MATERIAL FOR THIS TASK:
== == ==
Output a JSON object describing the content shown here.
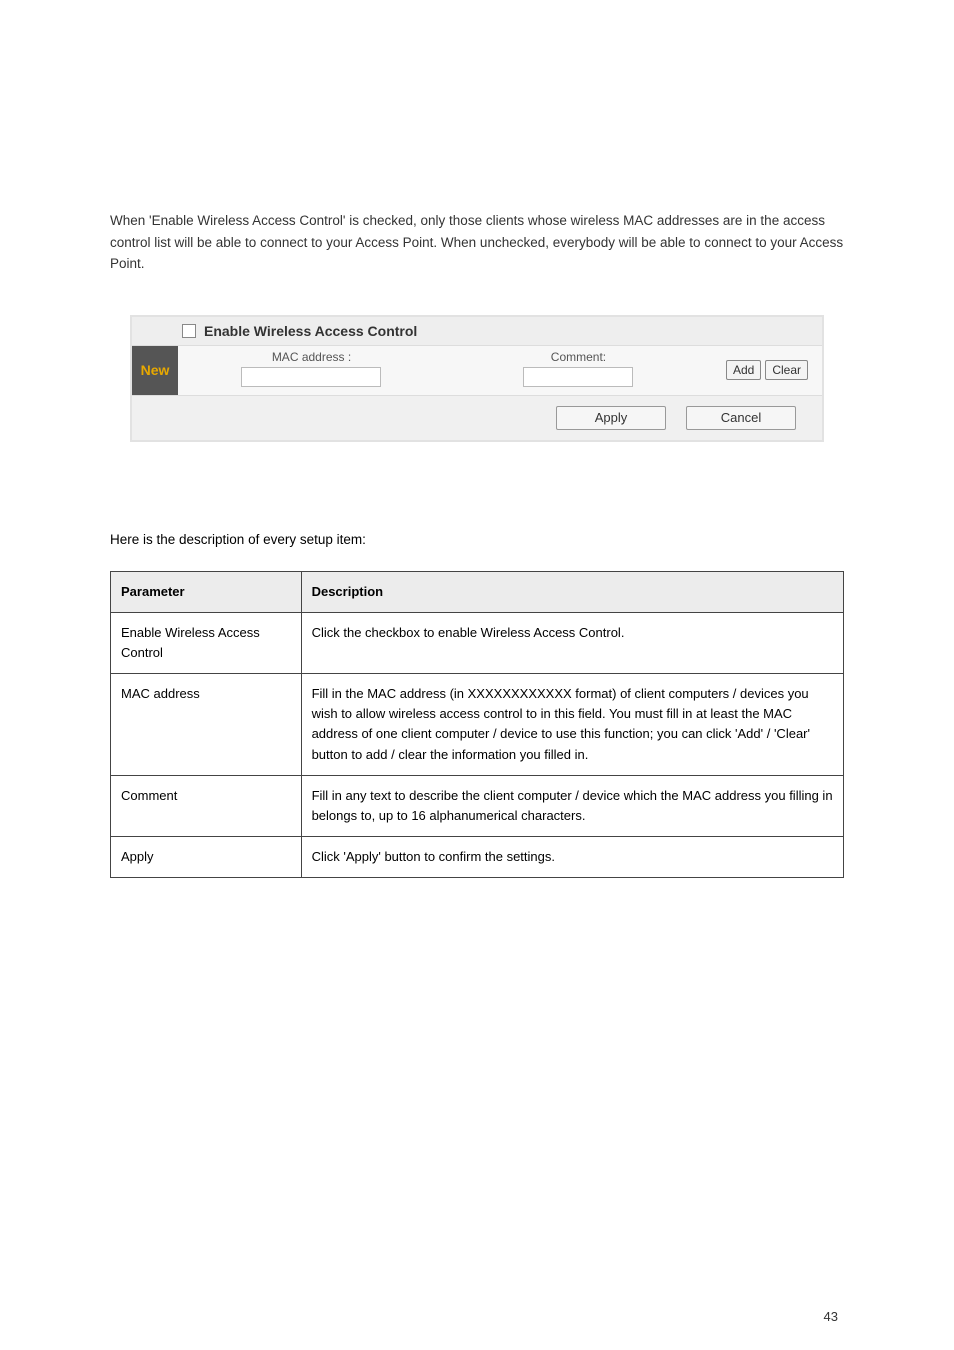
{
  "intro": "When 'Enable Wireless Access Control' is checked, only those clients whose wireless MAC addresses are in the access control list will be able to connect to your Access Point. When unchecked, everybody will be able to connect to your Access Point.",
  "ui": {
    "enable_label": "Enable Wireless Access Control",
    "new_label": "New",
    "mac_label": "MAC address :",
    "comment_label": "Comment:",
    "add_btn": "Add",
    "clear_btn": "Clear",
    "apply_btn": "Apply",
    "cancel_btn": "Cancel",
    "mac_value": "",
    "comment_value": ""
  },
  "param_intro": "Here is the description of every setup item:",
  "table": {
    "head_param": "Parameter",
    "head_desc": "Description",
    "rows": [
      {
        "param": "Enable Wireless Access Control",
        "desc": "Click the checkbox to enable Wireless Access Control."
      },
      {
        "param": "MAC address",
        "desc": "Fill in the MAC address (in XXXXXXXXXXXX format) of client computers / devices you wish to allow wireless access control to in this field. You must fill in at least the MAC address of one client computer / device to use this function; you can click 'Add' / 'Clear' button to add / clear the information you filled in."
      },
      {
        "param": "Comment",
        "desc": "Fill in any text to describe the client computer / device which the MAC address you filling in belongs to, up to 16 alphanumerical characters."
      },
      {
        "param": "Apply",
        "desc": "Click 'Apply' button to confirm the settings."
      }
    ]
  },
  "page_no": "43"
}
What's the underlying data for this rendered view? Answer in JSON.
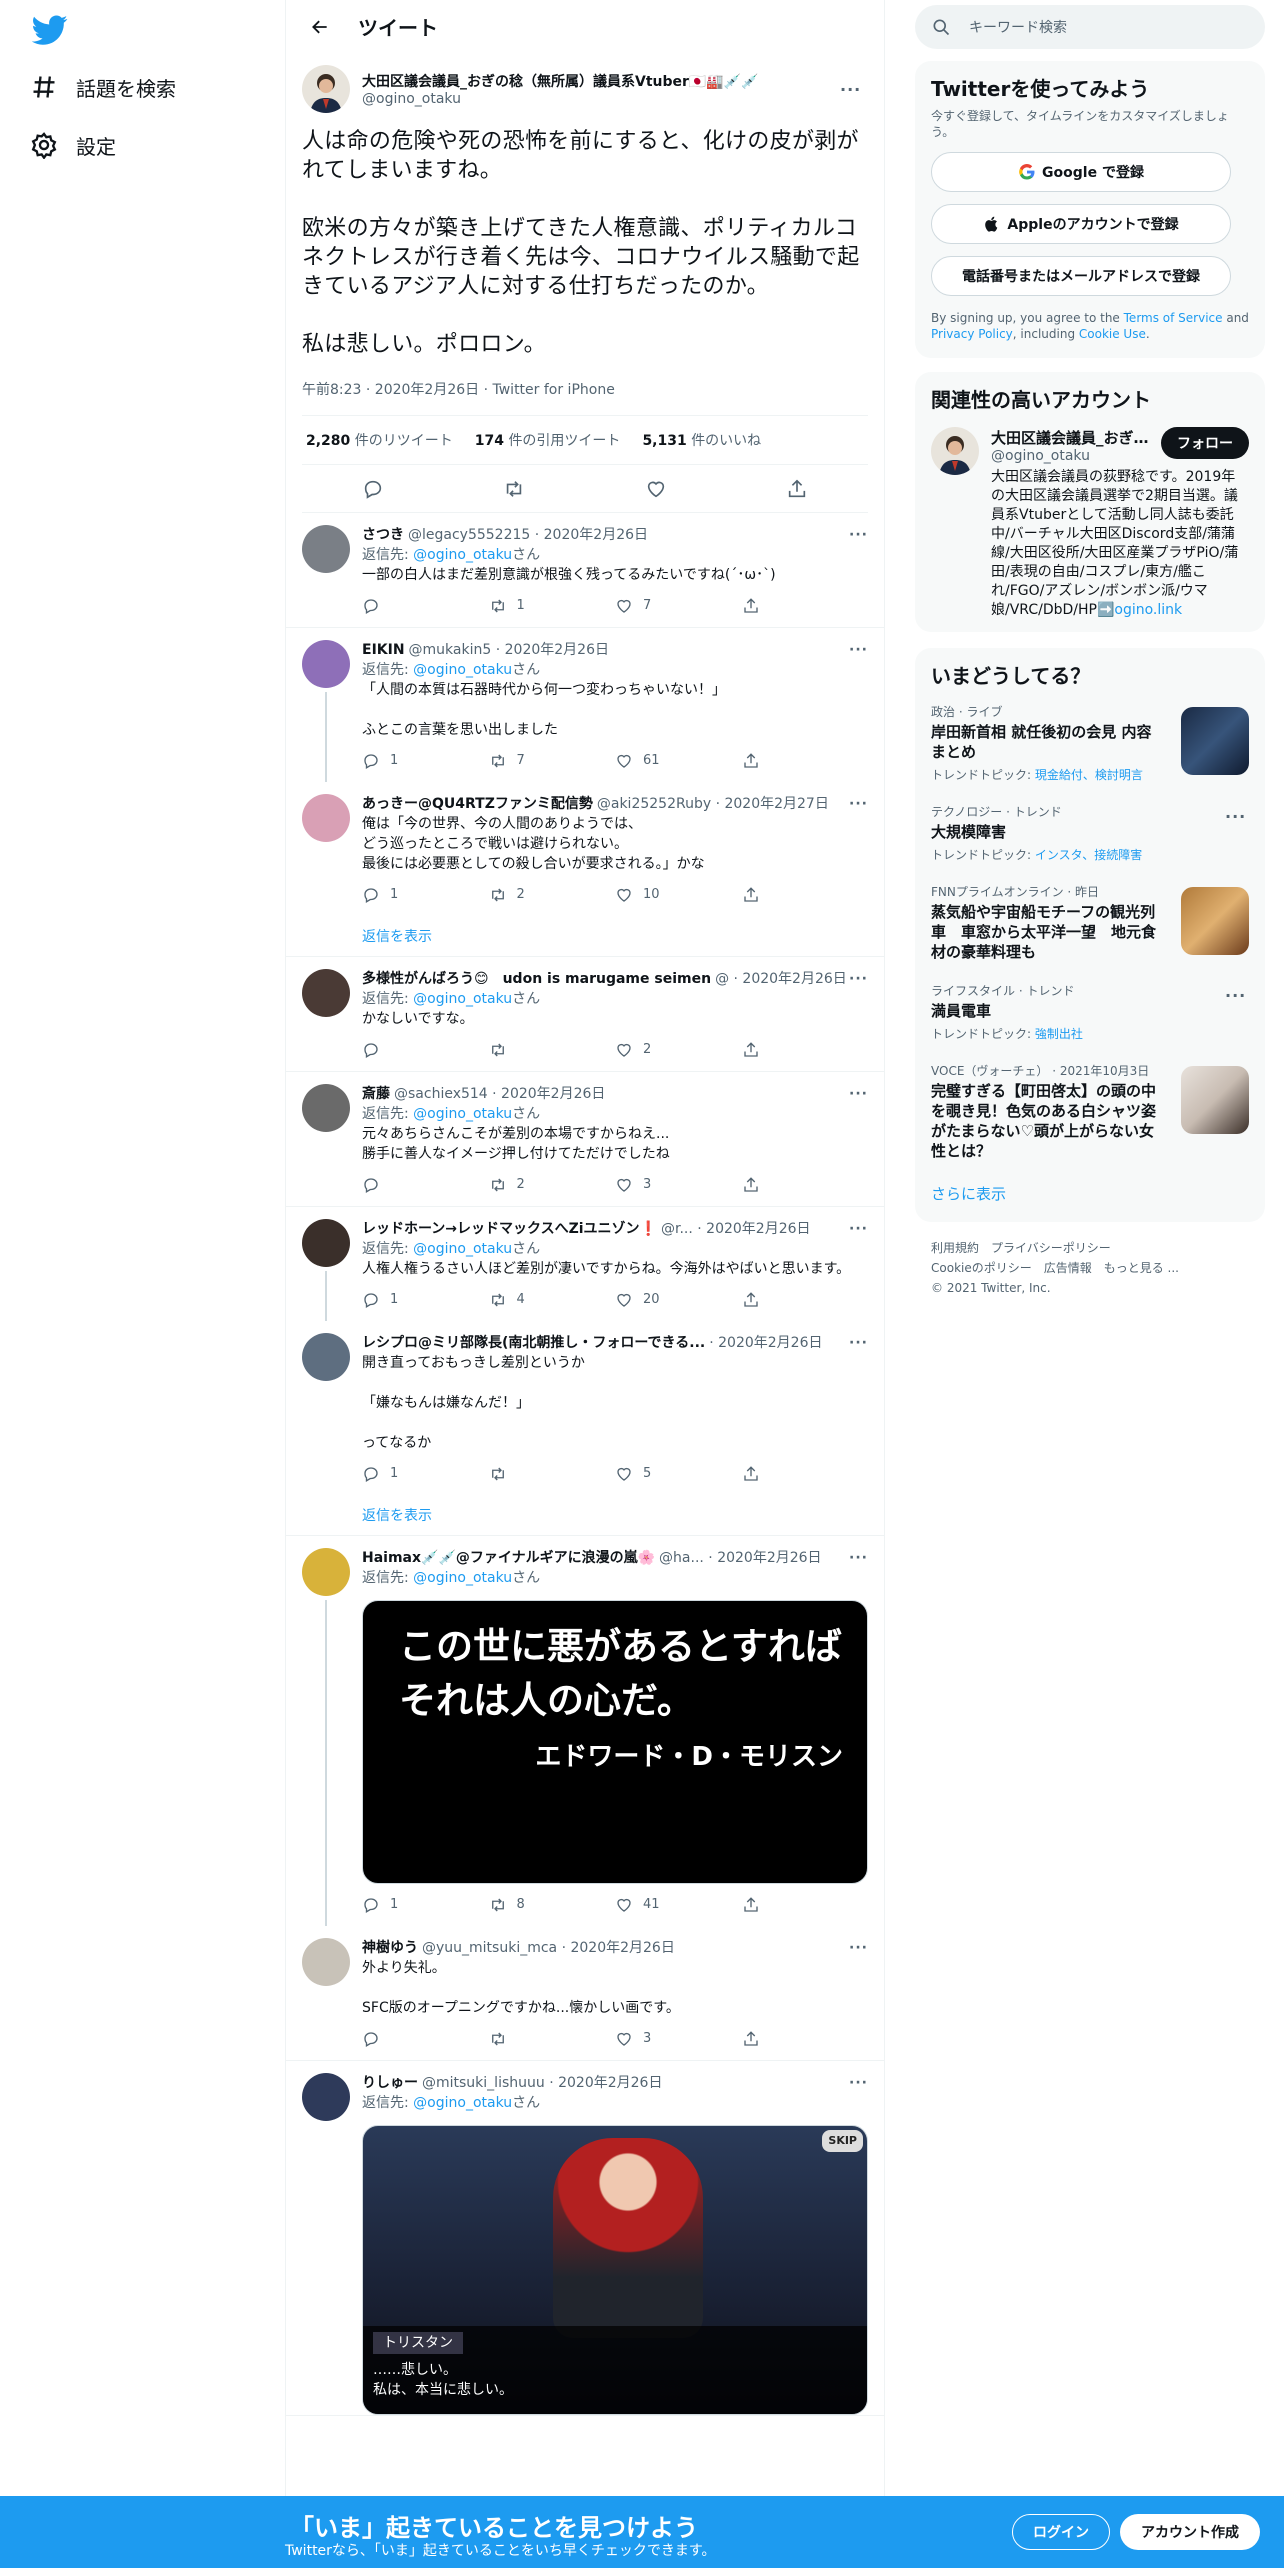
{
  "nav": {
    "explore": "話題を検索",
    "settings": "設定"
  },
  "header": {
    "title": "ツイート"
  },
  "main_tweet": {
    "name": "大田区議会議員_おぎの稔（無所属）議員系Vtuber🇯🇵🏭💉💉",
    "handle": "@ogino_otaku",
    "text": "人は命の危険や死の恐怖を前にすると、化けの皮が剥がれてしまいますね。\n\n欧米の方々が築き上げてきた人権意識、ポリティカルコネクトレスが行き着く先は今、コロナウイルス騒動で起きているアジア人に対する仕打ちだったのか。\n\n私は悲しい。ポロロン。",
    "meta": "午前8:23 · 2020年2月26日 · Twitter for iPhone",
    "retweets_n": "2,280",
    "retweets_l": "件のリツイート",
    "quotes_n": "174",
    "quotes_l": "件の引用ツイート",
    "likes_n": "5,131",
    "likes_l": "件のいいね"
  },
  "reply_prefix": "返信先: ",
  "reply_to": "@ogino_otaku",
  "reply_suffix": "さん",
  "show_more": "返信を表示",
  "replies": [
    {
      "name": "さつき",
      "sub": "@legacy5552215 · 2020年2月26日",
      "text": "一部の白人はまだ差別意識が根強く残ってるみたいですね(´･ω･`)",
      "reply": "",
      "rt": "1",
      "like": "7"
    },
    {
      "name": "EIKIN",
      "sub": "@mukakin5 · 2020年2月26日",
      "text": "「人間の本質は石器時代から何一つ変わっちゃいない！」\n\nふとこの言葉を思い出しました",
      "reply": "1",
      "rt": "7",
      "like": "61"
    },
    {
      "name": "あっきー@QU4RTZファンミ配信勢",
      "sub": "@aki25252Ruby · 2020年2月27日",
      "text": "俺は「今の世界、今の人間のありようでは、\nどう巡ったところで戦いは避けられない。\n最後には必要悪としての殺し合いが要求される。」かな",
      "reply": "1",
      "rt": "2",
      "like": "10"
    },
    {
      "name": "多様性がんばろう😊　udon is marugame seimen",
      "sub": "@ · 2020年2月26日",
      "text": "かなしいですな。",
      "reply": "",
      "rt": "",
      "like": "2"
    },
    {
      "name": "斎藤",
      "sub": "@sachiex514 · 2020年2月26日",
      "text": "元々あちらさんこそが差別の本場ですからねえ...\n勝手に善人なイメージ押し付けてただけでしたね",
      "reply": "",
      "rt": "2",
      "like": "3"
    },
    {
      "name": "レッドホーン→レッドマックスへZiユニゾン❗",
      "sub": "@r... · 2020年2月26日",
      "text": "人権人権うるさい人ほど差別が凄いですからね。今海外はやばいと思います。",
      "reply": "1",
      "rt": "4",
      "like": "20"
    },
    {
      "name": "レシプロ@ミリ部隊長(南北朝推し・フォローできる...",
      "sub": "· 2020年2月26日",
      "text": "開き直っておもっきし差別というか\n\n「嫌なもんは嫌なんだ！」\n\nってなるか",
      "reply": "1",
      "rt": "",
      "like": "5"
    },
    {
      "name": "Haimax💉💉@ファイナルギアに浪漫の嵐🌸",
      "sub": "@ha... · 2020年2月26日",
      "text": "",
      "reply": "1",
      "rt": "8",
      "like": "41"
    },
    {
      "name": "神樹ゆう",
      "sub": "@yuu_mitsuki_mca · 2020年2月26日",
      "text": "外より失礼。\n\nSFC版のオープニングですかね...懐かしい画です。",
      "reply": "",
      "rt": "",
      "like": "3"
    },
    {
      "name": "りしゅー",
      "sub": "@mitsuki_lishuuu · 2020年2月26日",
      "text": "",
      "reply": "",
      "rt": "",
      "like": ""
    }
  ],
  "media1": {
    "line1": "この世に悪があるとすれば",
    "line2": "それは人の心だ。",
    "line3": "エドワード・D・モリスン"
  },
  "media2": {
    "skip": "SKIP",
    "speaker": "トリスタン",
    "line1": "……悲しい。",
    "line2": "私は、本当に悲しい。"
  },
  "search": {
    "placeholder": "キーワード検索"
  },
  "signup": {
    "title": "Twitterを使ってみよう",
    "desc": "今すぐ登録して、タイムラインをカスタマイズしましょう。",
    "google": "Google で登録",
    "apple": "Appleのアカウントで登録",
    "phone": "電話番号またはメールアドレスで登録",
    "terms_a": "By signing up, you agree to the ",
    "terms_link": "Terms of Service",
    "terms_b": " and ",
    "privacy_link": "Privacy Policy",
    "terms_c": ", including ",
    "cookie_link": "Cookie Use",
    "terms_d": "."
  },
  "related": {
    "title": "関連性の高いアカウント",
    "name": "大田区議会議員_おぎの稔（",
    "handle": "@ogino_otaku",
    "follow": "フォロー",
    "bio": "大田区議会議員の荻野稔です。2019年の大田区議会議員選挙で2期目当選。議員系Vtuberとして活動し同人誌も委託中/バーチャル大田区Discord支部/蒲蒲線/大田区役所/大田区産業プラザPiO/蒲田/表現の自由/コスプレ/東方/艦これ/FGO/アズレン/ボンボン派/ウマ娘/VRC/DbD/HP",
    "link": "➡️ogino.link"
  },
  "trends": {
    "title": "いまどうしてる？",
    "items": [
      {
        "cat": "政治 · ライブ",
        "title": "岸田新首相 就任後初の会見 内容まとめ",
        "tp_label": "トレンドトピック: ",
        "tp": "現金給付、検討明言"
      },
      {
        "cat": "テクノロジー · トレンド",
        "title": "大規模障害",
        "tp_label": "トレンドトピック: ",
        "tp": "インスタ、接続障害"
      },
      {
        "cat": "FNNプライムオンライン · 昨日",
        "title": "蒸気船や宇宙船モチーフの観光列車　車窓から太平洋一望　地元食材の豪華料理も",
        "tp_label": "",
        "tp": ""
      },
      {
        "cat": "ライフスタイル · トレンド",
        "title": "満員電車",
        "tp_label": "トレンドトピック: ",
        "tp": "強制出社"
      },
      {
        "cat": "VOCE（ヴォーチェ） · 2021年10月3日",
        "title": "完璧すぎる【町田啓太】の頭の中を覗き見！色気のある白シャツ姿がたまらない♡頭が上がらない女性とは？",
        "tp_label": "",
        "tp": ""
      }
    ],
    "more": "さらに表示"
  },
  "footer": {
    "l1": "利用規約　プライバシーポリシー",
    "l2": "Cookieのポリシー　広告情報　もっと見る ...",
    "l3": "© 2021 Twitter, Inc."
  },
  "bottom": {
    "title": "「いま」起きていることを見つけよう",
    "sub": "Twitterなら、「いま」起きていることをいち早くチェックできます。",
    "login": "ログイン",
    "signup": "アカウント作成"
  }
}
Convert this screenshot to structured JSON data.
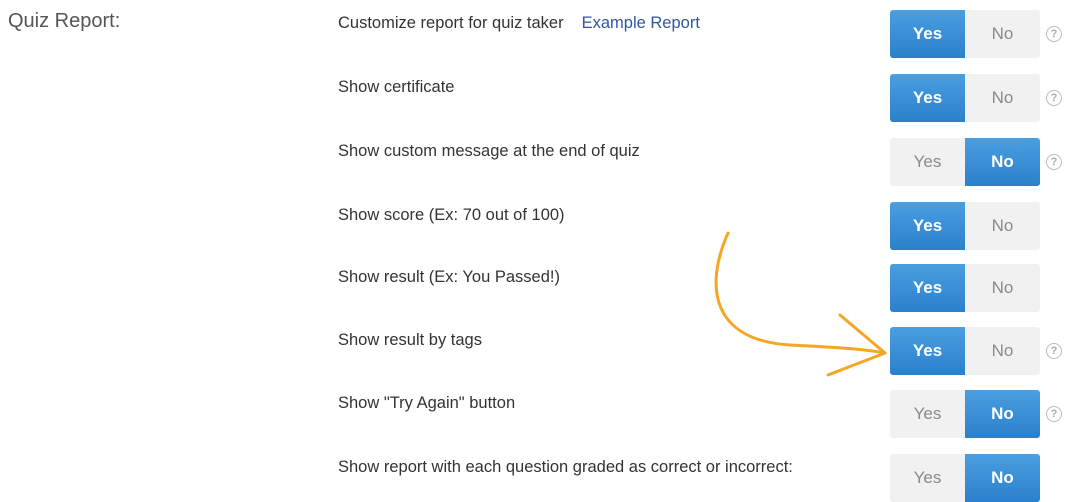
{
  "section": {
    "title": "Quiz Report:"
  },
  "toggle_labels": {
    "yes": "Yes",
    "no": "No",
    "help": "?"
  },
  "rows": [
    {
      "label": "Customize report for quiz taker",
      "link": "Example Report",
      "value": "Yes",
      "help": true
    },
    {
      "label": "Show certificate",
      "value": "Yes",
      "help": true
    },
    {
      "label": "Show custom message at the end of quiz",
      "value": "No",
      "help": true
    },
    {
      "label": "Show score (Ex: 70 out of 100)",
      "value": "Yes",
      "help": false
    },
    {
      "label": "Show result (Ex: You Passed!)",
      "value": "Yes",
      "help": false
    },
    {
      "label": "Show result by tags",
      "value": "Yes",
      "help": true
    },
    {
      "label": "Show \"Try Again\" button",
      "value": "No",
      "help": true
    },
    {
      "label": "Show report with each question graded as correct or incorrect:",
      "value": "No",
      "help": false
    }
  ],
  "colors": {
    "accent": "#2b80cc",
    "arrow": "#f5a623",
    "link": "#2f56a0"
  }
}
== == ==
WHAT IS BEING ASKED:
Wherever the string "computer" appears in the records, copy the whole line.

RESPONSE FOR THIS EXERCISE:
        "desc": "Fill in the MAC address (in XXXXXXXXXXXX format) of client computers / devices you wish to allow wireless access control to in this field. You must fill in at least the MAC address of one client computer / device to use this function; you can click 'Add' / 'Clear' button to add / clear the information you filled in."
        "desc": "Fill in any text to describe the client computer / device which the MAC address you filling in belongs to, up to 16 alphanumerical characters."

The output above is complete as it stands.